Need some good consultants? Call in the Children
Imagine if your next corporate presentation had to be done for an audience of ten year olds
27 March 2017
The other day I came across a report by a management consultant. It had been written for a well-known bank, and it began like this:
“Our programme is strategically exploring the post-Brexit institutions and services required to enhance the flexibility, adaptability and comparability of reciprocal actions…..zzzzzzzzzzzzz”
Sorry, I apologise. The “zzzzzzz” bit is mine. But honestly, even after re-reading that sentence several times, I struggle to understand what it means.

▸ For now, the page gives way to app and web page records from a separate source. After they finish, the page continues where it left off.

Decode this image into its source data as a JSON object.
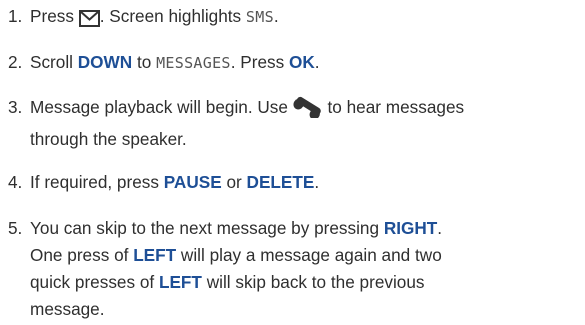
{
  "steps": [
    {
      "number": "1.",
      "parts": [
        {
          "type": "text",
          "value": "Press "
        },
        {
          "type": "icon",
          "icon": "envelope-icon"
        },
        {
          "type": "text",
          "value": ". Screen highlights "
        },
        {
          "type": "lcd",
          "value": "SMS"
        },
        {
          "type": "text",
          "value": "."
        }
      ]
    },
    {
      "number": "2.",
      "parts": [
        {
          "type": "text",
          "value": "Scroll "
        },
        {
          "type": "kw",
          "value": "DOWN"
        },
        {
          "type": "text",
          "value": " to "
        },
        {
          "type": "lcd",
          "value": "MESSAGES"
        },
        {
          "type": "text",
          "value": ". Press "
        },
        {
          "type": "kw",
          "value": "OK"
        },
        {
          "type": "text",
          "value": "."
        }
      ]
    },
    {
      "number": "3.",
      "parts": [
        {
          "type": "text",
          "value": "Message playback will begin. Use "
        },
        {
          "type": "icon",
          "icon": "handset-icon"
        },
        {
          "type": "text",
          "value": " to hear messages"
        },
        {
          "type": "br"
        },
        {
          "type": "text",
          "value": "through the speaker."
        }
      ]
    },
    {
      "number": "4.",
      "parts": [
        {
          "type": "text",
          "value": "If required, press "
        },
        {
          "type": "kw",
          "value": "PAUSE"
        },
        {
          "type": "text",
          "value": " or "
        },
        {
          "type": "kw",
          "value": "DELETE"
        },
        {
          "type": "text",
          "value": "."
        }
      ]
    },
    {
      "number": "5.",
      "parts": [
        {
          "type": "text",
          "value": "You can skip to the next message by pressing "
        },
        {
          "type": "kw",
          "value": "RIGHT"
        },
        {
          "type": "text",
          "value": "."
        },
        {
          "type": "br"
        },
        {
          "type": "text",
          "value": "One press of "
        },
        {
          "type": "kw",
          "value": "LEFT"
        },
        {
          "type": "text",
          "value": " will play a message again and two"
        },
        {
          "type": "br"
        },
        {
          "type": "text",
          "value": "quick presses of "
        },
        {
          "type": "kw",
          "value": "LEFT"
        },
        {
          "type": "text",
          "value": " will skip back to the previous"
        },
        {
          "type": "br"
        },
        {
          "type": "text",
          "value": "message."
        }
      ]
    }
  ],
  "colors": {
    "keyword": "#1e4f96",
    "body_text": "#2f2f2f",
    "icon": "#333333"
  }
}
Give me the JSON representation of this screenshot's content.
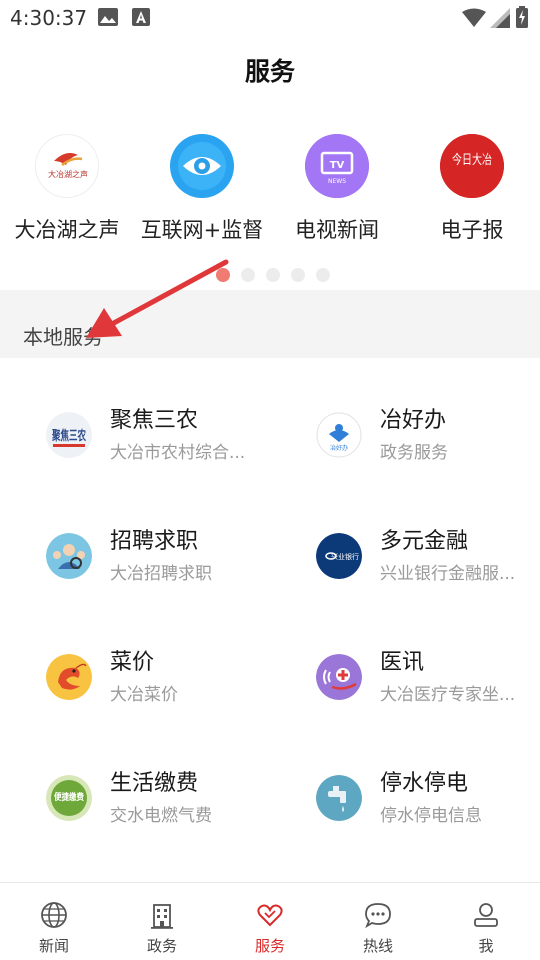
{
  "status_bar": {
    "time": "4:30:37"
  },
  "page": {
    "title": "服务"
  },
  "carousel": {
    "items": [
      {
        "label": "大冶湖之声",
        "icon": "radio-station-logo-icon",
        "logo_text": "大冶湖之声"
      },
      {
        "label": "互联网+监督",
        "icon": "eye-icon"
      },
      {
        "label": "电视新闻",
        "icon": "tv-news-icon",
        "logo_text": "NEWS"
      },
      {
        "label": "电子报",
        "icon": "newspaper-calligraphy-icon",
        "logo_text": "今日大冶"
      }
    ],
    "page_count": 5,
    "active_page": 1
  },
  "section": {
    "title": "本地服务"
  },
  "services": [
    {
      "title": "聚焦三农",
      "subtitle": "大冶市农村综合...",
      "icon": "agriculture-icon",
      "logo_text": "聚焦三农"
    },
    {
      "title": "冶好办",
      "subtitle": "政务服务",
      "icon": "government-service-icon",
      "logo_text": "冶好办"
    },
    {
      "title": "招聘求职",
      "subtitle": "大冶招聘求职",
      "icon": "job-recruitment-icon"
    },
    {
      "title": "多元金融",
      "subtitle": "兴业银行金融服...",
      "icon": "bank-icon",
      "logo_text": "兴业银行"
    },
    {
      "title": "菜价",
      "subtitle": "大冶菜价",
      "icon": "shrimp-icon"
    },
    {
      "title": "医讯",
      "subtitle": "大冶医疗专家坐...",
      "icon": "medical-icon"
    },
    {
      "title": "生活缴费",
      "subtitle": "交水电燃气费",
      "icon": "bill-payment-icon",
      "logo_text": "便捷缴费"
    },
    {
      "title": "停水停电",
      "subtitle": "停水停电信息",
      "icon": "water-tap-icon"
    }
  ],
  "bottom_nav": {
    "items": [
      {
        "label": "新闻",
        "icon": "globe-icon"
      },
      {
        "label": "政务",
        "icon": "building-icon"
      },
      {
        "label": "服务",
        "icon": "heart-icon",
        "active": true
      },
      {
        "label": "热线",
        "icon": "chat-bubble-icon"
      },
      {
        "label": "我",
        "icon": "person-icon"
      }
    ]
  },
  "colors": {
    "accent": "#d92a2a",
    "arrow": "#e0383a",
    "section_bg": "#f4f4f4",
    "subtitle": "#9a9a9a"
  }
}
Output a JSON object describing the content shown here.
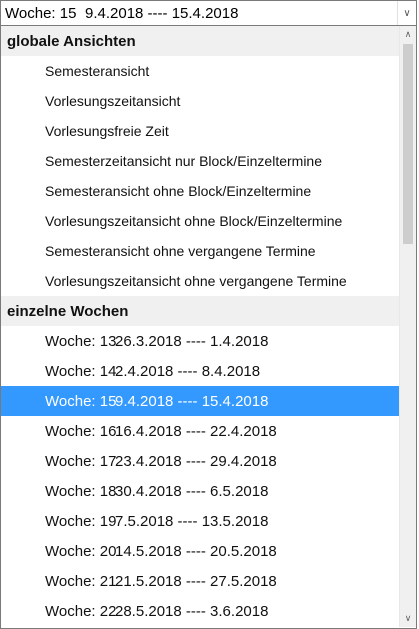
{
  "select": {
    "week_label": "Woche: 15",
    "range": "9.4.2018 ---- 15.4.2018",
    "arrow_icon": "chevron-down-icon"
  },
  "groups": {
    "global": {
      "header": "globale Ansichten",
      "items": [
        "Semesteransicht",
        "Vorlesungszeitansicht",
        "Vorlesungsfreie Zeit",
        "Semesterzeitansicht nur Block/Einzeltermine",
        "Semesteransicht ohne Block/Einzeltermine",
        "Vorlesungszeitansicht ohne Block/Einzeltermine",
        "Semesteransicht ohne vergangene Termine",
        "Vorlesungszeitansicht ohne vergangene Termine"
      ]
    },
    "weeks": {
      "header": "einzelne Wochen",
      "items": [
        {
          "week": "Woche: 13",
          "range": "26.3.2018 ---- 1.4.2018"
        },
        {
          "week": "Woche: 14",
          "range": "2.4.2018 ---- 8.4.2018"
        },
        {
          "week": "Woche: 15",
          "range": "9.4.2018 ---- 15.4.2018",
          "selected": true
        },
        {
          "week": "Woche: 16",
          "range": "16.4.2018 ---- 22.4.2018"
        },
        {
          "week": "Woche: 17",
          "range": "23.4.2018 ---- 29.4.2018"
        },
        {
          "week": "Woche: 18",
          "range": "30.4.2018 ---- 6.5.2018"
        },
        {
          "week": "Woche: 19",
          "range": "7.5.2018 ---- 13.5.2018"
        },
        {
          "week": "Woche: 20",
          "range": "14.5.2018 ---- 20.5.2018"
        },
        {
          "week": "Woche: 21",
          "range": "21.5.2018 ---- 27.5.2018"
        },
        {
          "week": "Woche: 22",
          "range": "28.5.2018 ---- 3.6.2018"
        }
      ]
    }
  },
  "colors": {
    "selection": "#3399ff",
    "header_bg": "#f0f0f0"
  }
}
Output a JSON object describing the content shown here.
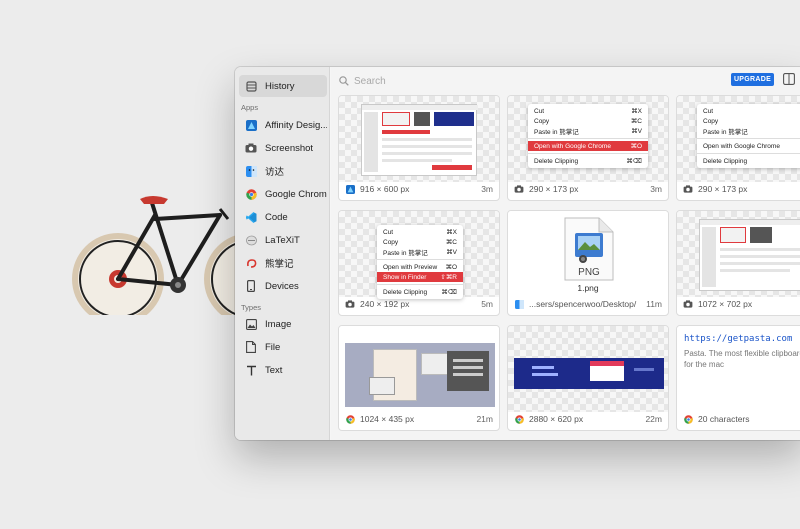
{
  "sidebar": {
    "history": "History",
    "apps_heading": "Apps",
    "apps": [
      {
        "label": "Affinity Desig...",
        "icon": "affinity-designer-icon"
      },
      {
        "label": "Screenshot",
        "icon": "camera-icon"
      },
      {
        "label": "访达",
        "icon": "finder-icon"
      },
      {
        "label": "Google Chrome",
        "icon": "chrome-icon"
      },
      {
        "label": "Code",
        "icon": "vscode-icon"
      },
      {
        "label": "LaTeXiT",
        "icon": "latexit-icon"
      },
      {
        "label": "熊掌记",
        "icon": "bear-icon"
      },
      {
        "label": "Devices",
        "icon": "device-icon"
      }
    ],
    "types_heading": "Types",
    "types": [
      {
        "label": "Image",
        "icon": "image-icon"
      },
      {
        "label": "File",
        "icon": "file-icon"
      },
      {
        "label": "Text",
        "icon": "text-icon"
      }
    ]
  },
  "toolbar": {
    "search_placeholder": "Search",
    "upgrade_label": "UPGRADE"
  },
  "menu_a": {
    "items": [
      {
        "label": "Cut",
        "shortcut": "⌘X"
      },
      {
        "label": "Copy",
        "shortcut": "⌘C"
      },
      {
        "label": "Paste in 熊掌记",
        "shortcut": "⌘V"
      },
      {
        "label": "Open with Google Chrome",
        "shortcut": "⌘O"
      },
      {
        "label": "Delete Clipping",
        "shortcut": "⌘⌫"
      }
    ]
  },
  "menu_b": {
    "items": [
      {
        "label": "Cut",
        "shortcut": "⌘X"
      },
      {
        "label": "Copy",
        "shortcut": "⌘C"
      },
      {
        "label": "Paste in 熊掌记",
        "shortcut": ""
      },
      {
        "label": "Open with Google Chrome",
        "shortcut": ""
      },
      {
        "label": "Delete Clipping",
        "shortcut": ""
      }
    ]
  },
  "menu_c": {
    "items": [
      {
        "label": "Cut",
        "shortcut": "⌘X"
      },
      {
        "label": "Copy",
        "shortcut": "⌘C"
      },
      {
        "label": "Paste in 熊掌记",
        "shortcut": "⌘V"
      },
      {
        "label": "Open with Preview",
        "shortcut": "⌘O"
      },
      {
        "label": "Show in Finder",
        "shortcut": "⇧⌘R"
      },
      {
        "label": "Delete Clipping",
        "shortcut": "⌘⌫"
      }
    ]
  },
  "clips": [
    {
      "desc": "916 × 600 px",
      "time": "3m",
      "source_icon": "affinity-designer-icon"
    },
    {
      "desc": "290 × 173 px",
      "time": "3m",
      "source_icon": "camera-icon"
    },
    {
      "desc": "290 × 173 px",
      "time": "",
      "source_icon": "camera-icon"
    },
    {
      "desc": "240 × 192 px",
      "time": "5m",
      "source_icon": "camera-icon"
    },
    {
      "desc": "...sers/spencerwoo/Desktop/",
      "time": "11m",
      "source_icon": "finder-icon",
      "file_label": "1.png",
      "file_type": "PNG"
    },
    {
      "desc": "1072 × 702 px",
      "time": "",
      "source_icon": "camera-icon"
    },
    {
      "desc": "1024 × 435 px",
      "time": "21m",
      "source_icon": "chrome-icon"
    },
    {
      "desc": "2880 × 620 px",
      "time": "22m",
      "source_icon": "chrome-icon"
    },
    {
      "desc": "20 characters",
      "time": "",
      "source_icon": "chrome-icon",
      "link": "https://getpasta.com",
      "text": "Pasta. The most flexible clipboard manager for the mac"
    }
  ],
  "colors": {
    "accent": "#1f6fe0",
    "highlight": "#e03a3e",
    "link": "#1b55c9"
  }
}
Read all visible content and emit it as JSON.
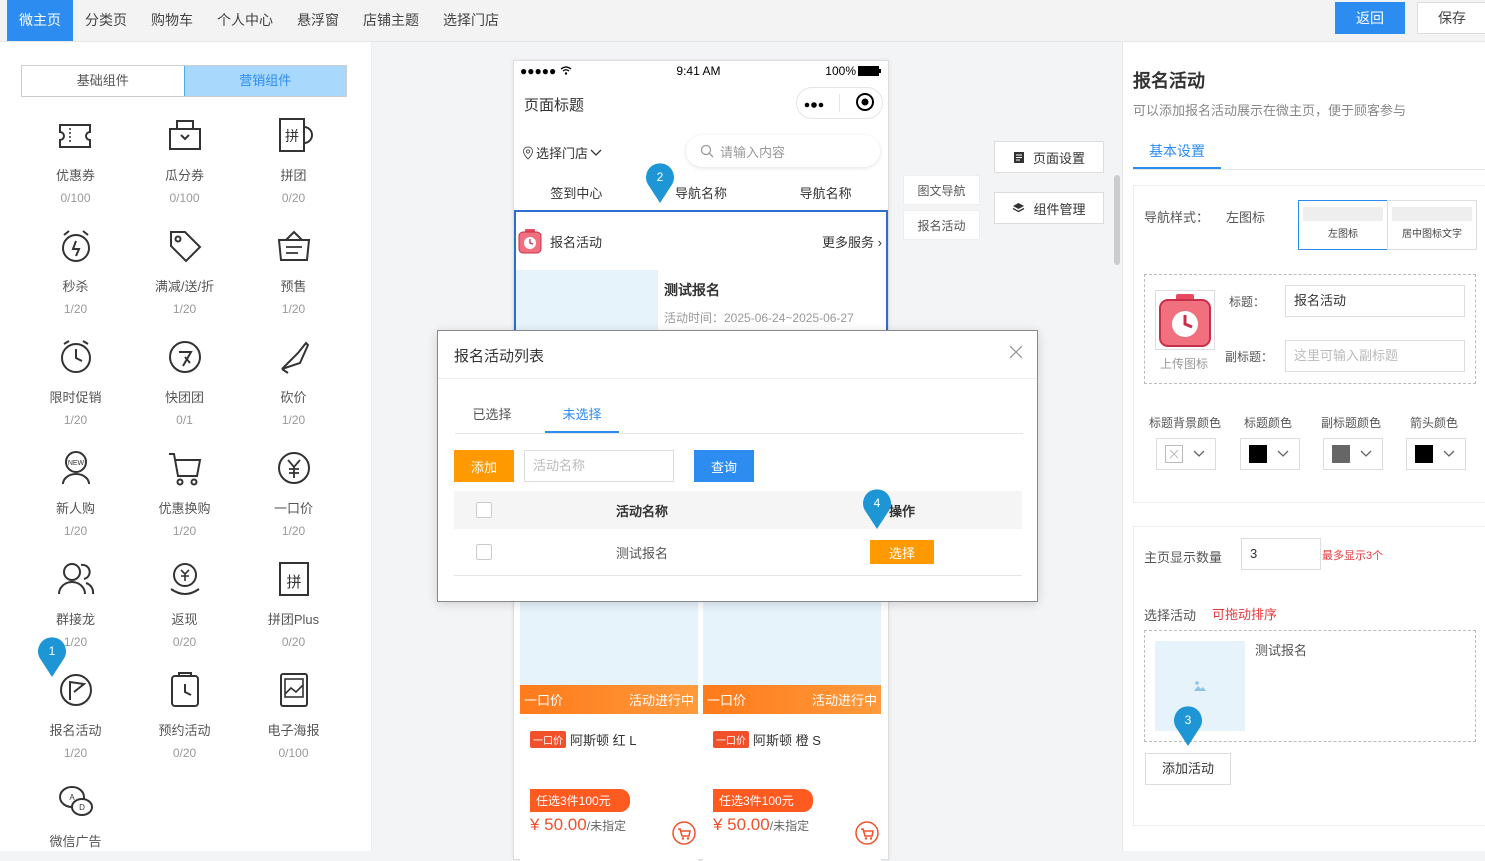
{
  "topnav": {
    "items": [
      "微主页",
      "分类页",
      "购物车",
      "个人中心",
      "悬浮窗",
      "店铺主题",
      "选择门店"
    ],
    "back_label": "返回",
    "save_label": "保存"
  },
  "left": {
    "tabs": [
      "基础组件",
      "营销组件"
    ],
    "components": [
      {
        "name": "优惠券",
        "count": "0/100",
        "icon": "coupon-icon"
      },
      {
        "name": "瓜分券",
        "count": "0/100",
        "icon": "split-coupon-icon"
      },
      {
        "name": "拼团",
        "count": "0/20",
        "icon": "group-buy-icon"
      },
      {
        "name": "秒杀",
        "count": "1/20",
        "icon": "alarm-clock-icon"
      },
      {
        "name": "满减/送/折",
        "count": "1/20",
        "icon": "tag-icon"
      },
      {
        "name": "预售",
        "count": "1/20",
        "icon": "presale-icon"
      },
      {
        "name": "限时促销",
        "count": "1/20",
        "icon": "clock-icon"
      },
      {
        "name": "快团团",
        "count": "0/1",
        "icon": "quick-group-icon"
      },
      {
        "name": "砍价",
        "count": "1/20",
        "icon": "knife-icon"
      },
      {
        "name": "新人购",
        "count": "1/20",
        "icon": "new-user-icon"
      },
      {
        "name": "优惠换购",
        "count": "1/20",
        "icon": "cart-exchange-icon"
      },
      {
        "name": "一口价",
        "count": "1/20",
        "icon": "yen-icon"
      },
      {
        "name": "群接龙",
        "count": "1/20",
        "icon": "group-chain-icon"
      },
      {
        "name": "返现",
        "count": "0/20",
        "icon": "cashback-icon"
      },
      {
        "name": "拼团Plus",
        "count": "0/20",
        "icon": "group-plus-icon"
      },
      {
        "name": "报名活动",
        "count": "1/20",
        "icon": "flag-icon"
      },
      {
        "name": "预约活动",
        "count": "0/20",
        "icon": "appointment-icon"
      },
      {
        "name": "电子海报",
        "count": "0/100",
        "icon": "poster-icon"
      },
      {
        "name": "微信广告",
        "count": "",
        "icon": "wechat-ad-icon"
      }
    ]
  },
  "phone": {
    "status_time": "9:41 AM",
    "battery": "100%",
    "page_title": "页面标题",
    "store_select": "选择门店",
    "search_placeholder": "请输入内容",
    "nav": [
      "签到中心",
      "导航名称",
      "导航名称"
    ],
    "activity_title": "报名活动",
    "activity_more": "更多服务",
    "item_title": "测试报名",
    "item_time": "活动时间：2025-06-24~2025-06-27",
    "products": [
      {
        "bar_left": "一口价",
        "bar_right": "活动进行中",
        "tag": "一口价",
        "name": "阿斯顿 红 L",
        "sale": "任选3件100元",
        "price": "¥ 50.00",
        "unit": "/未指定"
      },
      {
        "bar_left": "一口价",
        "bar_right": "活动进行中",
        "tag": "一口价",
        "name": "阿斯顿 橙 S",
        "sale": "任选3件100元",
        "price": "¥ 50.00",
        "unit": "/未指定"
      }
    ]
  },
  "sidetabs": [
    "图文导航",
    "报名活动"
  ],
  "center_buttons": {
    "page_settings": "页面设置",
    "component_manage": "组件管理"
  },
  "right": {
    "title": "报名活动",
    "desc": "可以添加报名活动展示在微主页，便于顾客参与",
    "tab": "基本设置",
    "nav_style_label": "导航样式：",
    "nav_style_value": "左图标",
    "nav_style_options": [
      "左图标",
      "居中图标文字"
    ],
    "upload_label": "上传图标",
    "title_label": "标题：",
    "title_value": "报名活动",
    "subtitle_label": "副标题：",
    "subtitle_placeholder": "这里可输入副标题",
    "color_labels": [
      "标题背景颜色",
      "标题颜色",
      "副标题颜色",
      "箭头颜色"
    ],
    "colors": [
      "#ffffff",
      "#000000",
      "#666666",
      "#000000"
    ],
    "count_label": "主页显示数量",
    "count_value": "3",
    "count_hint": "最多显示3个",
    "select_label": "选择活动",
    "select_hint": "可拖动排序",
    "selected_item": "测试报名",
    "add_button": "添加活动"
  },
  "modal": {
    "title": "报名活动列表",
    "tabs": [
      "已选择",
      "未选择"
    ],
    "add_button": "添加",
    "search_placeholder": "活动名称",
    "query_button": "查询",
    "col_name": "活动名称",
    "col_op": "操作",
    "rows": [
      {
        "name": "测试报名",
        "action": "选择"
      }
    ]
  },
  "markers": [
    "1",
    "2",
    "3",
    "4"
  ]
}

Of course I wasn’t the intended audience, but I suspect even if I was, my eyes would be skimming over the content without engaging in the meaning. So much corporate communication is like this, long words, clichés and jargon, a corporate noise that sends the signal “we’re serious” without conveying any other useful information. Just as in the story of the Emperor’s New Clothes, everyone pretends that they get it because they feel that they are supposed to.
We all know how the Emperor’s New Clothes turned out. It needed a child who didn’t know what he was supposed to say to call out that the Emperor had no clothes. The consultant who wrote that bank report could have done with such a child give him some feedback.
Back in the 1990s I used to run a creative thinking workshop as part of two-week programme for high-flying managers in the civil service. Early in the workshop I would tell the delegates that they were about to meet some of the most creative consultants they’d ever encountered.
“These consultants”, I would say “work in an organization where they are encouraged to use their imagination every day. The consultants have a reputation for always wanting to explore and experiment, and have no qualms about offering their own, radical ideas for solving the world’s problems.”
Then the consultants were invited into the room. They were eight-year-old children from the local primary school.
With no warning, each executive was then allocated three or four children, and challenged to explain to the children their job and a problem they were currently trying to solve. The children were asked to draw pictures and offer ideas for solving the problem.
The children’s ideas were often naïve and simplistic, but that’s exactly what gave some of them so much impact. Sometimes it takes a child to point out what adults are unable or unwilling to see.
Most important of all, the jargon that often infests adult lives proved useless with children. Having to return to plain, simple English helped to unclutter the managers’ minds, and the real issues shone through.
Many senior managers found this exercise extremely tough. Some of them hated it. But I bet they never forgot it, and one or two told me later that it had proved to be a very effective way of tackling a knotty work problem.
I so wish the consultant who wrote the report for the bank could be asked to go and present his ideas to those children. In a stroke, his report would be torn up and re-written. And in the clear language of the re-written version, the ideas (if there were any) would be there for all to see.
My book Any Ideas? is about the process and pitfalls of having ideas - on your own and with other people.